Falling pregnant, and maintaining your health (and sanity) throughout a pregnancy is already a mammoth task. But who knew preparing for pregnancy was also a thing? Health professionals recommend preparing the body for pregnancy at least 3 months before trying to conceive- to grant your body the best chance at success.
Fertility Nutritionist Kelly Benton of Feeding the Bump shares her top tips for preconception preparation, so when it comes time to trying, your body is ready to share you around.
What is preconception preparation?
Good preconception care is becoming increasingly recognised by women and health professionals as playing a critical role in shaping the long-term health and wellbeing of our offspring.
A study by the Harvard School of Public Health found making 5 or more diet and lifestyle changes prior to conceiving improved fertility by 69%.
How can we prepare our bodies for pregnancy?
- Starting to prepare your body (and your partners, it takes 2 to tango so they are not off the hook here) between 4-6 months out from conception can set you up for increased chance of success, build up stores of key nutrients ahead of the 1st trimester (when we know around 70% of women suffer morning sickness, so do not eat the ideal diet) and reduce the risk of complications during pregnancy.
- Ensuring you are in a healthy weight range is one of the first things I recommend. Research has found that a BMI between 20 and 30 is ideal for conception. As well as;
- Regular exercise (30mins a day at least)
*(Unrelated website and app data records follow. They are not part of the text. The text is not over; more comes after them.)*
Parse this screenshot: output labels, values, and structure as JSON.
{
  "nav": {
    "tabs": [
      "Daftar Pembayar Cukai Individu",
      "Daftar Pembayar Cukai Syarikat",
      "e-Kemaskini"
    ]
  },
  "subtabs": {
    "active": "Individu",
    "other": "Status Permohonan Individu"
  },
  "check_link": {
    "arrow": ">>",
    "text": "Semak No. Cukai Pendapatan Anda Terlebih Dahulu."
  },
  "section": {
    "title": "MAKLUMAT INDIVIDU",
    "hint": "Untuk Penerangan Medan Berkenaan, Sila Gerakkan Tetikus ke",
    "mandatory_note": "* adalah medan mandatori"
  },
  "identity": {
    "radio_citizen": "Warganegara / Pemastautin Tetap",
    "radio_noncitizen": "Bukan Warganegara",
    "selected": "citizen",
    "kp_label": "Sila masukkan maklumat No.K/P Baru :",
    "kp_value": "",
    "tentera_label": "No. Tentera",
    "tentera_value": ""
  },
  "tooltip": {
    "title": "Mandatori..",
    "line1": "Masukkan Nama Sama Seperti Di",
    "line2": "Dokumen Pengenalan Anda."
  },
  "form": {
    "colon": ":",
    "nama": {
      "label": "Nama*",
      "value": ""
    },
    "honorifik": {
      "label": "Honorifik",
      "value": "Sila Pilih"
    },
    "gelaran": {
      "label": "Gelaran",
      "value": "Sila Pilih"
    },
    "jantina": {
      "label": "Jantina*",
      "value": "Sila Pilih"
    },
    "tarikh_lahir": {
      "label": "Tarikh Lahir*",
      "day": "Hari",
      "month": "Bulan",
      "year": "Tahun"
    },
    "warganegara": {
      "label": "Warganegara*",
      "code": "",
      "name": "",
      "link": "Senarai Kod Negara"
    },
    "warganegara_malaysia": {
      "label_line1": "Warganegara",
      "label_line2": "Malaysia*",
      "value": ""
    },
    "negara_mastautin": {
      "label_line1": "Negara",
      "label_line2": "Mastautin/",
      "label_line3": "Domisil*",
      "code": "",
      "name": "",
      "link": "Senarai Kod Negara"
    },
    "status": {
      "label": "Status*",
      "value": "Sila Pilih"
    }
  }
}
- Reduce intake of refined sugar (found in processed foods, cakes, etc) and saturated / trans fats (found in processed foods, takeaway) which can be harmful to health and fertility.
- I would also suggest to see your GP for a preconception blood test, to check certain nutrient levels, such as iron and vitamin D (which take time to correct), thyroid function and screen for infections that may impact on pregnancy, such as chlamydia.
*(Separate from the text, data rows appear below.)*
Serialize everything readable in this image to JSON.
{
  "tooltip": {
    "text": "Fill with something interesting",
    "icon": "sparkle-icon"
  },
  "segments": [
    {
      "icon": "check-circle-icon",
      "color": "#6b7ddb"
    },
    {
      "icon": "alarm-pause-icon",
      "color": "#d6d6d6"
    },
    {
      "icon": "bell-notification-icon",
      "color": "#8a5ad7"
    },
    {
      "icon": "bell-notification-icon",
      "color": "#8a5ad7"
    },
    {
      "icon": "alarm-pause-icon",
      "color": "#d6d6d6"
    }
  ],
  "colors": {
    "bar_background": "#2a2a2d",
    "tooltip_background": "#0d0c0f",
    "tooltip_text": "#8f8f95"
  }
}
Which preconception diet should I follow?
Eat lots of seaweed!
Seaweed and dairy products like cottage cheese, yoghurt and milk contain a whole lot of Iodine. Our bodies requires iodine for the production of thyroid hormones, which is needed during preconception and pregnancy. Australia introduced mandatory fortification of bread and salts with Iodine in 2009 in response to a re-emergence of Iodine deficiency. Aiming for a prenatal vitamin that includes at least 200mcg iodine will ensure you are covered.
Eggs, eggs, eggs.
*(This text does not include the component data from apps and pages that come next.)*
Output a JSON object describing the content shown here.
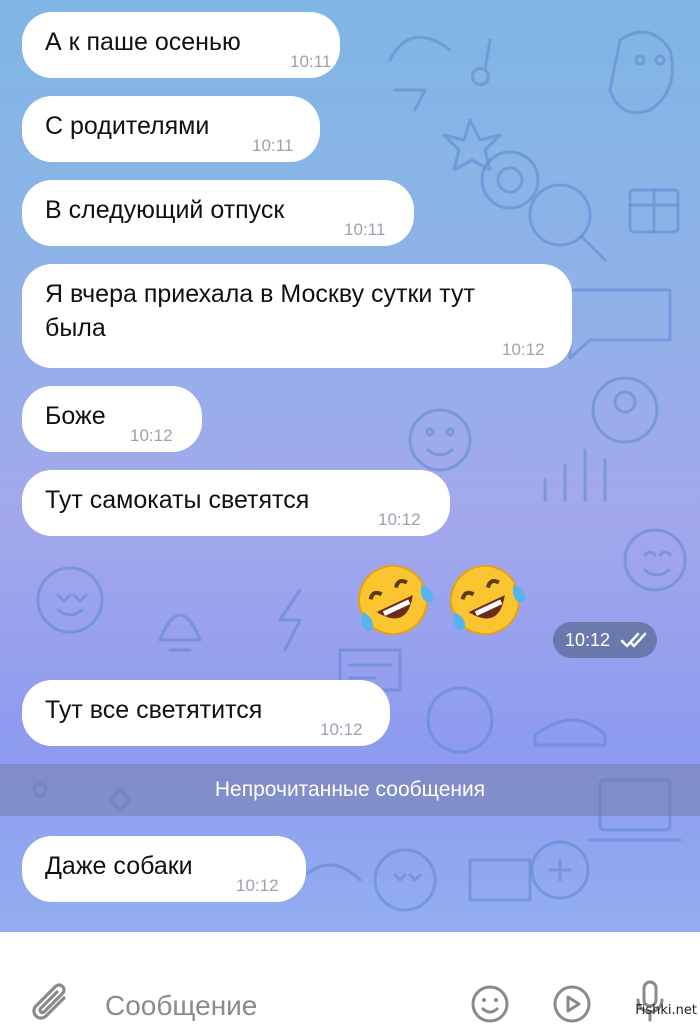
{
  "messages": [
    {
      "text": "А к паше осенью",
      "time": "10:11"
    },
    {
      "text": "С родителями",
      "time": "10:11"
    },
    {
      "text": "В следующий отпуск",
      "time": "10:11"
    },
    {
      "text": "Я вчера приехала в Москву сутки тут\nбыла",
      "time": "10:12"
    },
    {
      "text": "Боже",
      "time": "10:12"
    },
    {
      "text": "Тут самокаты светятся",
      "time": "10:12"
    },
    {
      "text": "Тут все светятится",
      "time": "10:12"
    },
    {
      "text": "Даже собаки",
      "time": "10:12"
    }
  ],
  "outgoing": {
    "emoji": "🤣🤣",
    "time": "10:12",
    "status_icon": "double-check-icon"
  },
  "unread_divider": "Непрочитанные сообщения",
  "input": {
    "placeholder": "Сообщение"
  },
  "icons": [
    "paperclip-icon",
    "smile-icon",
    "play-icon",
    "microphone-icon"
  ],
  "watermark": "Fishki.net",
  "colors": {
    "bubble": "#ffffff",
    "time": "#9aa3ad",
    "accent_bg": "#8fb2e8"
  }
}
Less than 10% of people are meeting their needs for choline, yet it plays a very similar role to folate in preventing neural tube defects. It is not commonly included in supplements, but eggs are one of the best dietary sources of choline, with 2 eggs providing around 50% of daily requirements.
Sardines, beef, lamb, chicken for meat eaters. Lentils, quinoa, asparagus, spinach for the vegetarians.
These foods are rich in iron. And whilst iron requirements don’t increase in pregnancy until the 2nd and 3rd trimester, it is not uncommon for women to enter pregnancy with low or deficient stores. Iron is responsible for transporting oxygen via haemoglobin around the body and between mother and baby, essential to provide energy for everyday life. Where possible, mix your meat and veg with vitamin C-rich foods to maximise absorption. When taking supplements, avoid eating foods high in calcium or drinking beverages containing caffeine for at least 1-2 hours, as these can interfere with absorption.
Get in the sun
Vitamin D is important through all stages of pregnancy, but it is another vitamin that many women are lacking. We obtain the majority of our vitamin D through the sun’s contact on the skin, with a smaller amount coming from foods such as salmon, sardines and snapper and even less in milk and
eggs. It is important in the regulation of calcium in the body (therefore bone quality) and in maintaining our immune system. Even though we live in a relatively sunny climate, vitamin D status can easily be compromised during winter and in those who work indoors. I always recommend getting your vitamin D levels checked through each trimester and into the postpartum period, where
research has also found that exclusively breastfed infants are at higher risk of vitamin D deficiency, given many mothers do not consume enough so supplementation may be required.
Prenatal supplements in preconception planning
A prenatal supplement should be part of every women’s preconception / pregnancy plan. This is important to ensure that regardless of food intake, they are meeting the basic requirements of certain nutrients known to play a key role in the healthy development of their baby.
One of the most well known is folate and its role in supporting closure of the neural tube in the first 12 weeks of pregnancy, preventing neural tube defects such as spina bifida which can be life threatening. Start by choosing a supplement with at least 500mcg folate.
The challenge is that so many products are available, and it can be difficult to navigate. There is also no such thing as a one size fits all approach – every woman has her own unique health history, blood work and dietary intake, so should consider working with a nutrition professional to select the right
mix of good quality supplements to meet her and her baby’s needs.